» **Your assignment**: Repeat each entry in full, exactly.

» **Records provided**:
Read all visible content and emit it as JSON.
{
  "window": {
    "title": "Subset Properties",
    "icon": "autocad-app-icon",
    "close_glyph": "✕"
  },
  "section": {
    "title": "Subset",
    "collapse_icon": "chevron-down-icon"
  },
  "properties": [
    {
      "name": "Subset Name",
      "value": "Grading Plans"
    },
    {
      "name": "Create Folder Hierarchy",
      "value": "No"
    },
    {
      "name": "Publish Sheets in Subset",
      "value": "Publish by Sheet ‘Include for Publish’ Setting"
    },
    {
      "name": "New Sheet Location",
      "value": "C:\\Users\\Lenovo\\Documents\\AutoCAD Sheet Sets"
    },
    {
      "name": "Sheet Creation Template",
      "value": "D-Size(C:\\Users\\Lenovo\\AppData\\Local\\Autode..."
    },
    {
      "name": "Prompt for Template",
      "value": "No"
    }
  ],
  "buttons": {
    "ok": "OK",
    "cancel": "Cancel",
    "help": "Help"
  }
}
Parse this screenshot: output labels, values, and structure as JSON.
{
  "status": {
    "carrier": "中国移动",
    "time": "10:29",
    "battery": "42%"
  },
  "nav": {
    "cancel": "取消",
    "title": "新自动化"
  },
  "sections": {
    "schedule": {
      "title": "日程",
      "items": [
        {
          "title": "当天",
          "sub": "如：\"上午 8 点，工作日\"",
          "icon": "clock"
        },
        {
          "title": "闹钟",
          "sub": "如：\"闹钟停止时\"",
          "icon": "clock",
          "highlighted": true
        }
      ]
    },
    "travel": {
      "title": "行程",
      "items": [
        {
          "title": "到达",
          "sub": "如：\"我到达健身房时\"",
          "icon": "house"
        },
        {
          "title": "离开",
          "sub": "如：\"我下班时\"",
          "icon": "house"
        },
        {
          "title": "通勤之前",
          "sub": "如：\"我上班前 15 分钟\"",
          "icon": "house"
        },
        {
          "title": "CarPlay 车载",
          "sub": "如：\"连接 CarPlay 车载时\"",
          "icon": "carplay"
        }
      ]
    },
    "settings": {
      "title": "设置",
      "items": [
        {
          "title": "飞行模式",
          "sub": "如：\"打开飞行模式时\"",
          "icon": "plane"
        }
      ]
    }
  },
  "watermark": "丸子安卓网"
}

» **Response to the exercise**:
Read all visible content and emit it as JSON.
{
  "window": {
    "title": "Subset Properties",
    "icon": "autocad-app-icon",
    "close_glyph": "✕"
  },
  "section": {
    "title": "Subset",
    "collapse_icon": "chevron-down-icon"
  },
  "properties": [
    {
      "name": "Subset Name",
      "value": "Grading Plans"
    },
    {
      "name": "Create Folder Hierarchy",
      "value": "No"
    },
    {
      "name": "Publish Sheets in Subset",
      "value": "Publish by Sheet ‘Include for Publish’ Setting"
    },
    {
      "name": "New Sheet Location",
      "value": "C:\\Users\\Lenovo\\Documents\\AutoCAD Sheet Sets"
    },
    {
      "name": "Sheet Creation Template",
      "value": "D-Size(C:\\Users\\Lenovo\\AppData\\Local\\Autode..."
    },
    {
      "name": "Prompt for Template",
      "value": "No"
    }
  ],
  "buttons": {
    "ok": "OK",
    "cancel": "Cancel",
    "help": "Help"
  }
}
Parse this screenshot: output labels, values, and structure as JSON.
{
  "status": {
    "carrier": "中国移动",
    "time": "10:29",
    "battery": "42%"
  },
  "nav": {
    "cancel": "取消",
    "title": "新自动化"
  },
  "sections": {
    "schedule": {
      "title": "日程",
      "items": [
        {
          "title": "当天",
          "sub": "如：\"上午 8 点，工作日\"",
          "icon": "clock"
        },
        {
          "title": "闹钟",
          "sub": "如：\"闹钟停止时\"",
          "icon": "clock",
          "highlighted": true
        }
      ]
    },
    "travel": {
      "title": "行程",
      "items": [
        {
          "title": "到达",
          "sub": "如：\"我到达健身房时\"",
          "icon": "house"
        },
        {
          "title": "离开",
          "sub": "如：\"我下班时\"",
          "icon": "house"
        },
        {
          "title": "通勤之前",
          "sub": "如：\"我上班前 15 分钟\"",
          "icon": "house"
        },
        {
          "title": "CarPlay 车载",
          "sub": "如：\"连接 CarPlay 车载时\"",
          "icon": "carplay"
        }
      ]
    },
    "settings": {
      "title": "设置",
      "items": [
        {
          "title": "飞行模式",
          "sub": "如：\"打开飞行模式时\"",
          "icon": "plane"
        }
      ]
    }
  },
  "watermark": "丸子安卓网"
}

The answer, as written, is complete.